═════ RECORDS SHOWN

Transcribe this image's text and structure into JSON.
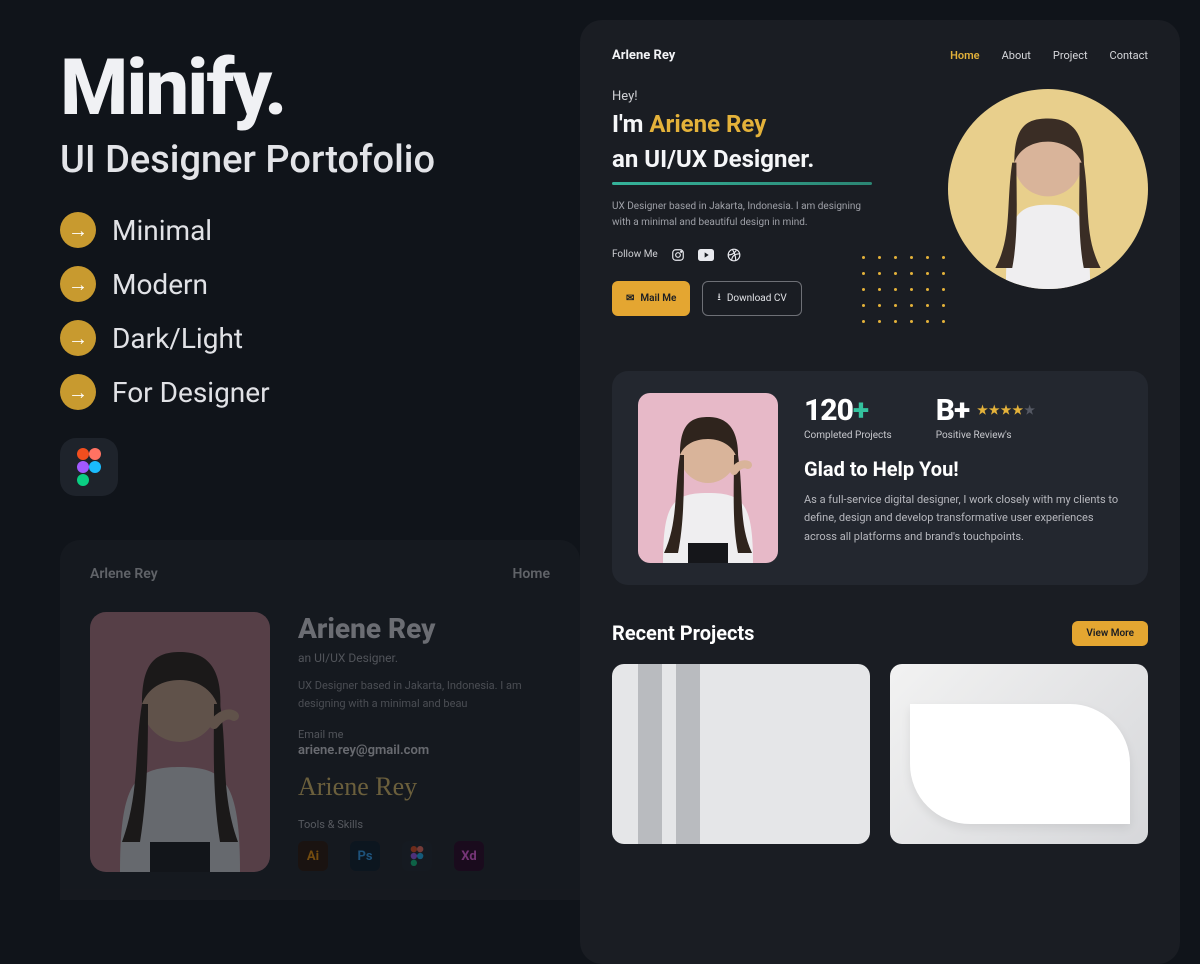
{
  "marketing": {
    "title": "Minify.",
    "subtitle": "UI Designer Portofolio",
    "features": [
      "Minimal",
      "Modern",
      "Dark/Light",
      "For Designer"
    ]
  },
  "preview": {
    "brand": "Arlene Rey",
    "nav": {
      "home": "Home",
      "about": "About",
      "project": "Project",
      "contact": "Contact"
    },
    "hero": {
      "hey": "Hey!",
      "line1_prefix": "I'm ",
      "name": "Ariene  Rey",
      "line2": "an UI/UX Designer.",
      "desc": "UX Designer based in Jakarta, Indonesia.\nI am designing with a minimal and beautiful design in mind.",
      "follow": "Follow Me",
      "mail_btn": "Mail Me",
      "cv_btn": "Download CV"
    },
    "stats": {
      "count": "120",
      "plus": "+",
      "count_label": "Completed Projects",
      "rating": "B+",
      "rating_label": "Positive Review's",
      "glad_title": "Glad to Help You!",
      "glad_desc": "As a full-service digital designer, I work closely with my clients to define, design and develop transformative user experiences across all platforms and brand's touchpoints."
    },
    "recent": {
      "title": "Recent Projects",
      "view_more": "View More"
    }
  },
  "about": {
    "brand": "Arlene Rey",
    "home": "Home",
    "name": "Ariene  Rey",
    "role": "an UI/UX Designer.",
    "desc": "UX Designer based in Jakarta, Indonesia. I am designing with a minimal and beau",
    "email_label": "Email me",
    "email": "ariene.rey@gmail.com",
    "signature": "Ariene Rey",
    "tools_label": "Tools & Skills",
    "tools": {
      "ai": "Ai",
      "ps": "Ps",
      "xd": "Xd"
    }
  }
}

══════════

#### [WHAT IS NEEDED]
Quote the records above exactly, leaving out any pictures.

#### [COMPLETED EXERCISE]
Transcribe this image's text and structure into JSON.
{
  "marketing": {
    "title": "Minify.",
    "subtitle": "UI Designer Portofolio",
    "features": [
      "Minimal",
      "Modern",
      "Dark/Light",
      "For Designer"
    ]
  },
  "preview": {
    "brand": "Arlene Rey",
    "nav": {
      "home": "Home",
      "about": "About",
      "project": "Project",
      "contact": "Contact"
    },
    "hero": {
      "hey": "Hey!",
      "line1_prefix": "I'm ",
      "name": "Ariene  Rey",
      "line2": "an UI/UX Designer.",
      "desc": "UX Designer based in Jakarta, Indonesia.\nI am designing with a minimal and beautiful design in mind.",
      "follow": "Follow Me",
      "mail_btn": "Mail Me",
      "cv_btn": "Download CV"
    },
    "stats": {
      "count": "120",
      "plus": "+",
      "count_label": "Completed Projects",
      "rating": "B+",
      "rating_label": "Positive Review's",
      "glad_title": "Glad to Help You!",
      "glad_desc": "As a full-service digital designer, I work closely with my clients to define, design and develop transformative user experiences across all platforms and brand's touchpoints."
    },
    "recent": {
      "title": "Recent Projects",
      "view_more": "View More"
    }
  },
  "about": {
    "brand": "Arlene Rey",
    "home": "Home",
    "name": "Ariene  Rey",
    "role": "an UI/UX Designer.",
    "desc": "UX Designer based in Jakarta, Indonesia. I am designing with a minimal and beau",
    "email_label": "Email me",
    "email": "ariene.rey@gmail.com",
    "signature": "Ariene Rey",
    "tools_label": "Tools & Skills",
    "tools": {
      "ai": "Ai",
      "ps": "Ps",
      "xd": "Xd"
    }
  }
}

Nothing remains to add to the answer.